An important aspect of conservation is to understand the founding elements and characteristics of metacommunities in natural environments, and the consequences of anthropogenic disturbance on these patterns. In natural Amazonian environments, the interfluves of the major rivers play an important role in the formation of areas of endemism through the historical isolation of species and the speciation process. We evaluated elements of metacommunity structure for Zygoptera (Insecta: Odonata) sampled in 93 Amazonian streams distributed in two distinct biogeographic regions (areas of endemism). Of sampled streams, 43 were considered to have experienced negligible anthropogenic impacts, and 50 were considered impacted by anthropogenic activities. Our hypothesis was that preserved ("negligible impact") streams would present a Clementsian pattern, forming clusters of distinct species, reflecting the biogeographic pattern of the two regions, and that anthropogenic streams would present random patterns of metacommunity, due to the loss of more sensitive species and dominance of more tolerant species, which have higher dispersal ability and environmental tolerance. In negligible impact streams, the Clementsian pattern reflected a strong biogeographic pattern, which we discuss considering the areas of endemism of Amazonian rivers. As for communities in human-impacted streams, a biotic homogenization was evident, in which rare species were suppressed and the most common species had become hyper-dominant. Understanding the mechanisms that trigger changes in metacommunities is an important issue for conservation, because they can help create mitigation measures for the impacts of anthropogenic activities on biological communities, and so should be expanded to studies using other taxonomic groups in both tropical and temperate systems, and, wherever possible, at multiple spatial scales.

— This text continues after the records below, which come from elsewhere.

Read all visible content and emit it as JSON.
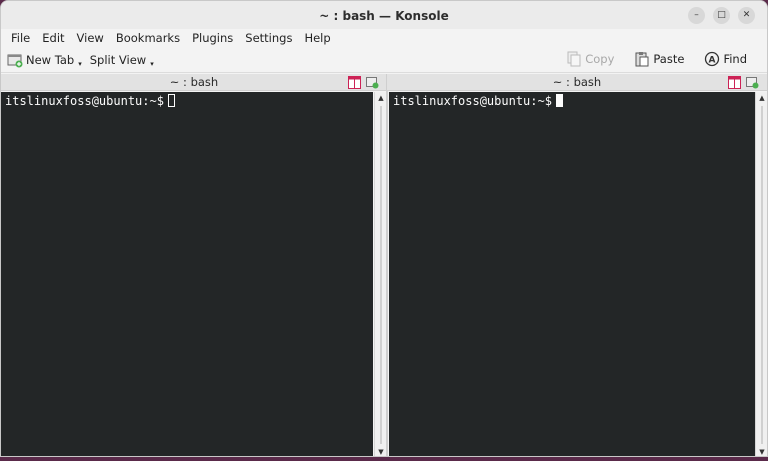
{
  "window": {
    "title": "~ : bash — Konsole",
    "controls": {
      "minimize": "–",
      "maximize": "□",
      "close": "✕"
    }
  },
  "menu": [
    "File",
    "Edit",
    "View",
    "Bookmarks",
    "Plugins",
    "Settings",
    "Help"
  ],
  "toolbar": {
    "new_tab": "New Tab",
    "split_view": "Split View",
    "copy": "Copy",
    "paste": "Paste",
    "find": "Find"
  },
  "panes": [
    {
      "title": "~ : bash",
      "prompt": "itslinuxfoss@ubuntu:~$"
    },
    {
      "title": "~ : bash",
      "prompt": "itslinuxfoss@ubuntu:~$"
    }
  ],
  "colors": {
    "terminal_bg": "#232627",
    "terminal_fg": "#fcfcfc",
    "chrome_bg": "#f3f3f3"
  }
}
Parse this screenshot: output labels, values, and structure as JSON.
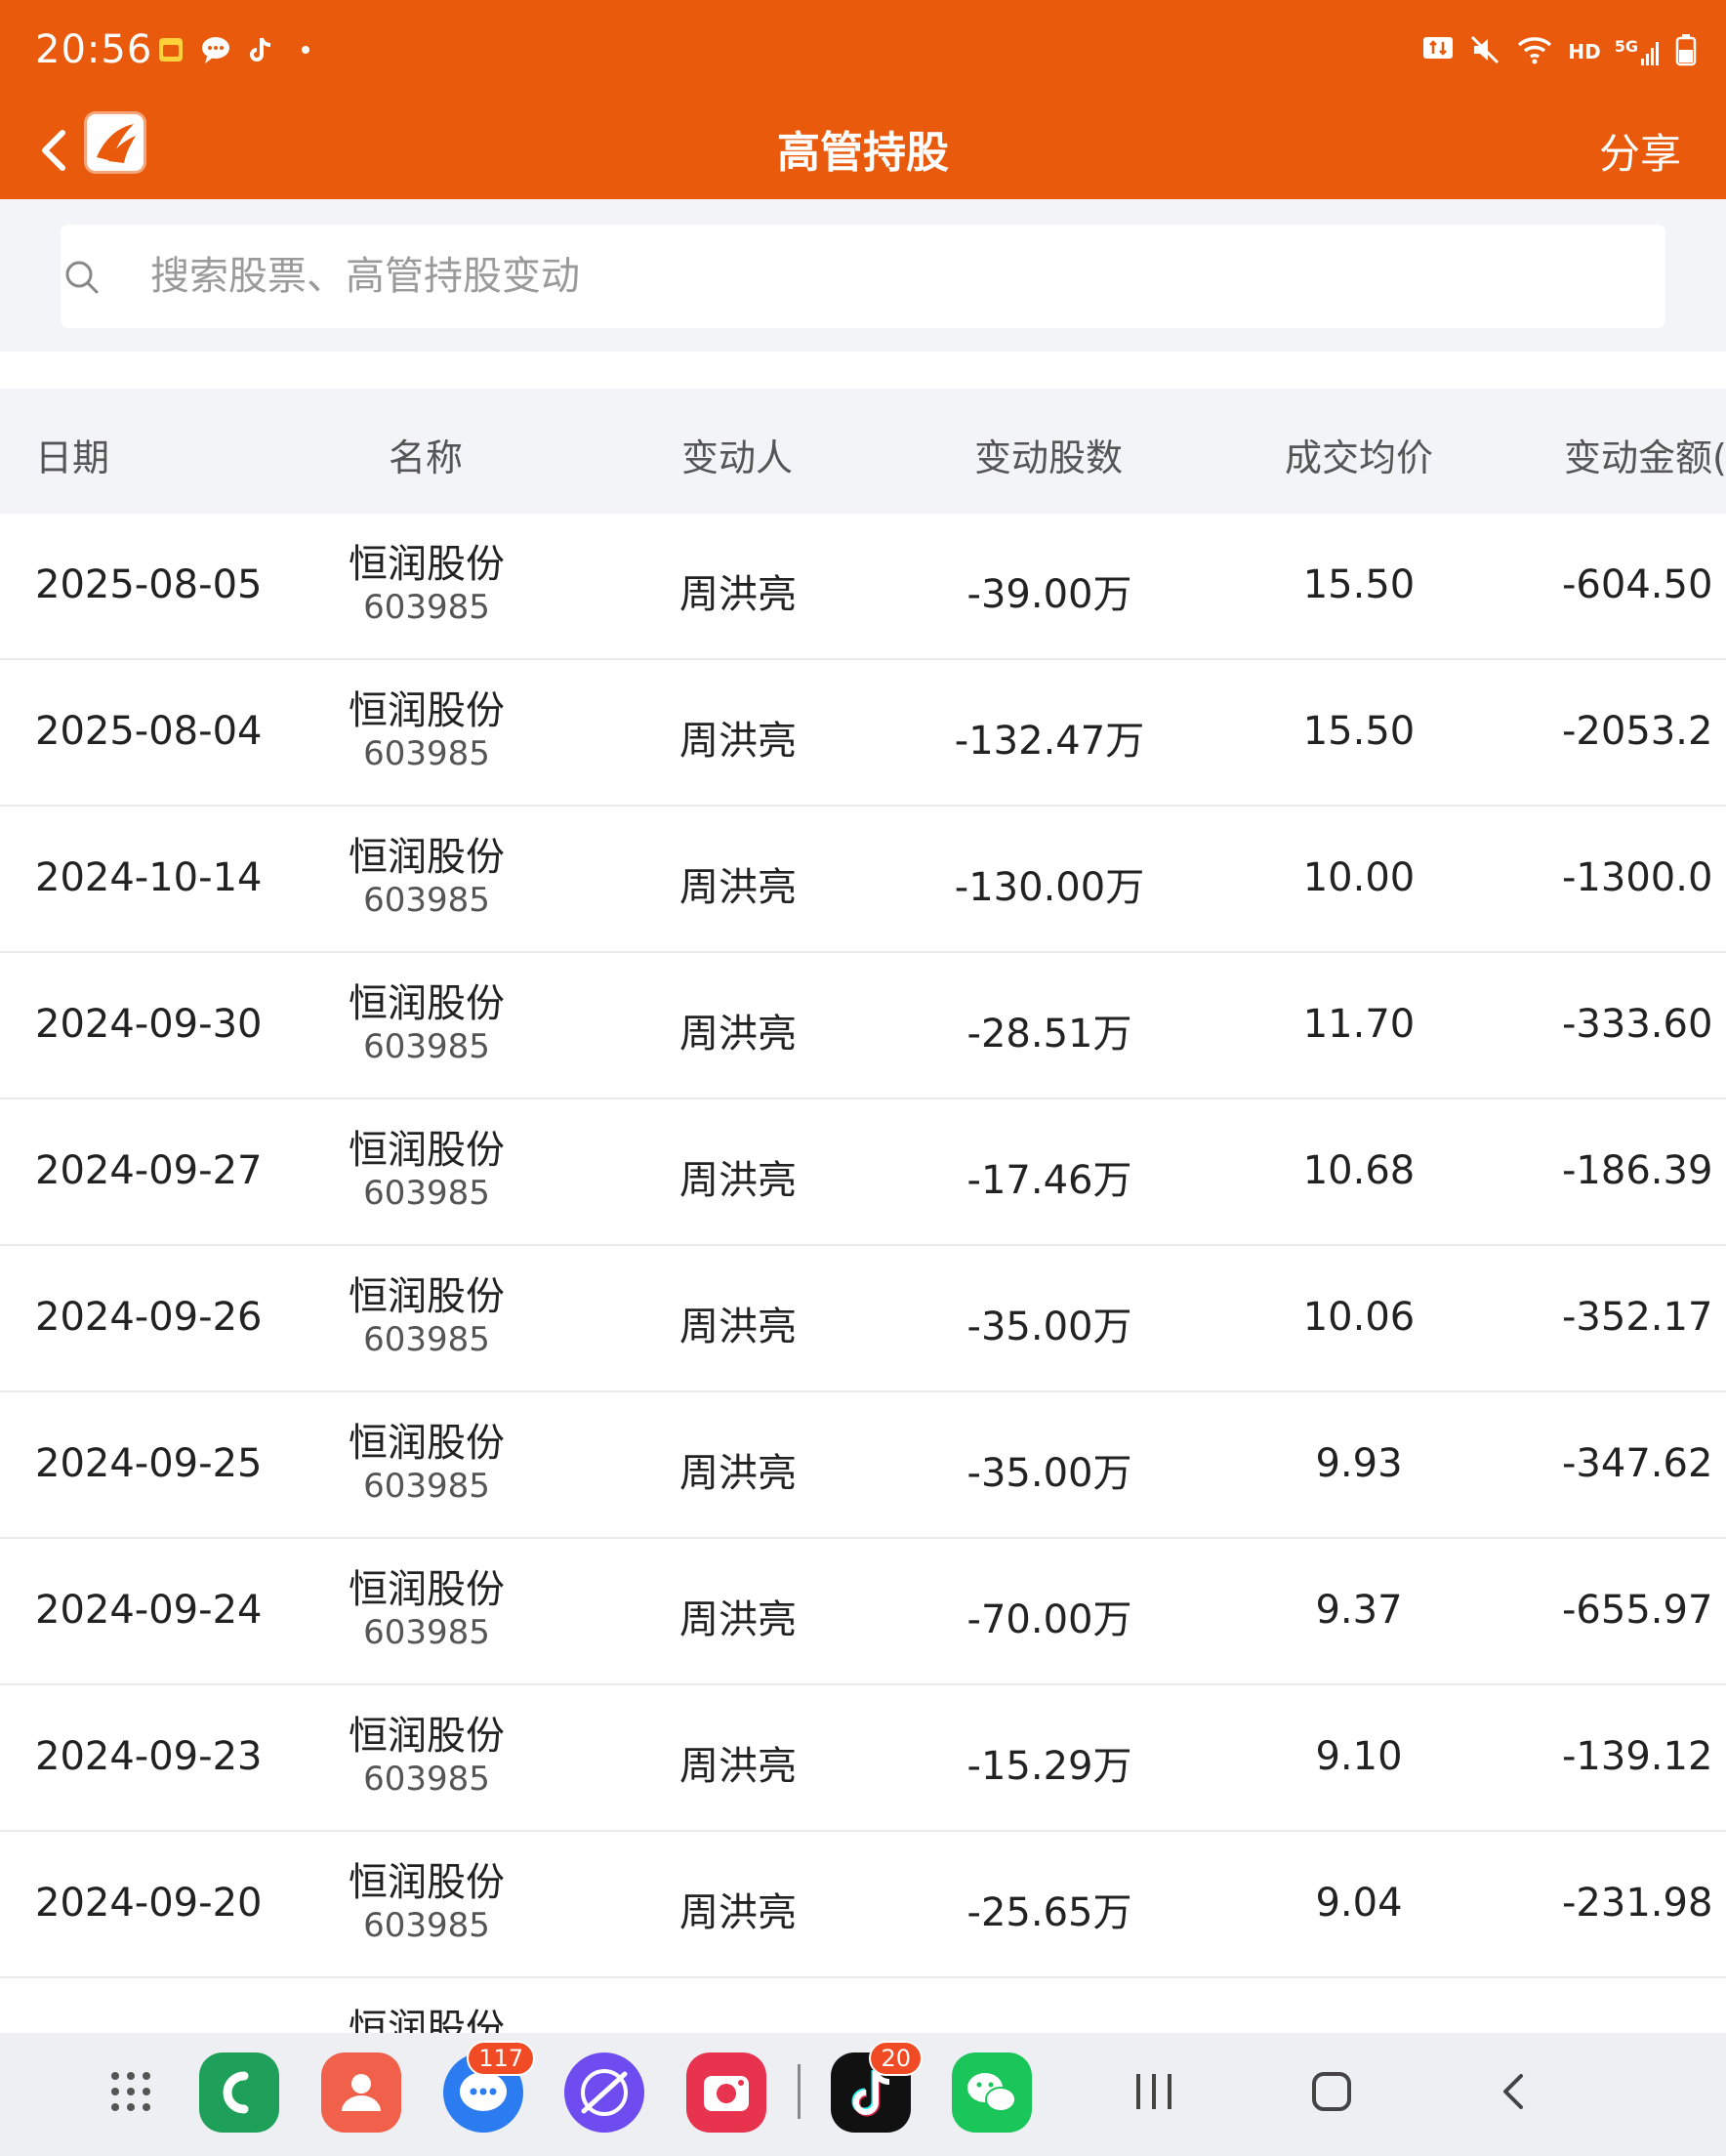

PLoS One ; 12(4): e0176066, 2017.
Artigo em Inglês | MEDLINE | ID: mdl-28441412


Understanding the processes that influence species diversity is still a challenge in ecological studies. However, there are two main theories to discuss this topic, the niche theory and the neutral theory. Our objective was to understand the importance of environmental and spatial processes in structuring bird communities within the hydrological seasons in dry forest areas in northeastern Brazil. The study was conducted in two National Parks, the Serra da Capivara and Serra das Confusões National Parks, where 36 areas were sampled in different seasons (dry, dry/rainy transition, rainy, rainy/dry transition), in 2012 and 2013. We found with our results that bird species richness is higher in the rainy season and lower during the dry season, indicating a strong influence of seasonality, a pattern also found for environmental heterogeneity. Richness was explained by local environmental factors, while species composition was explained by environmental and spatial factors. The environmental factors were more important in explaining variations in composition. Climate change predictions have currently pointed out frequent drought events and a rise in global temperature by 2050, which would lead to changes in species behavior and to increasing desertification in some regions, including the Caatinga. In addition, the high deforestation rates and the low level of representativeness of the Caatinga in the conservation units negatively affects bird communities. This scenario has demonstrated how climatic factors affect individuals, and, therefore, should be the starting point for conservation initiatives to be developed in xeric environments.

Biodiversidade , Aves , Mudança Climática , Ecossistema , Clima Tropical , Animais , Brasil , Florestas , Estações do Ano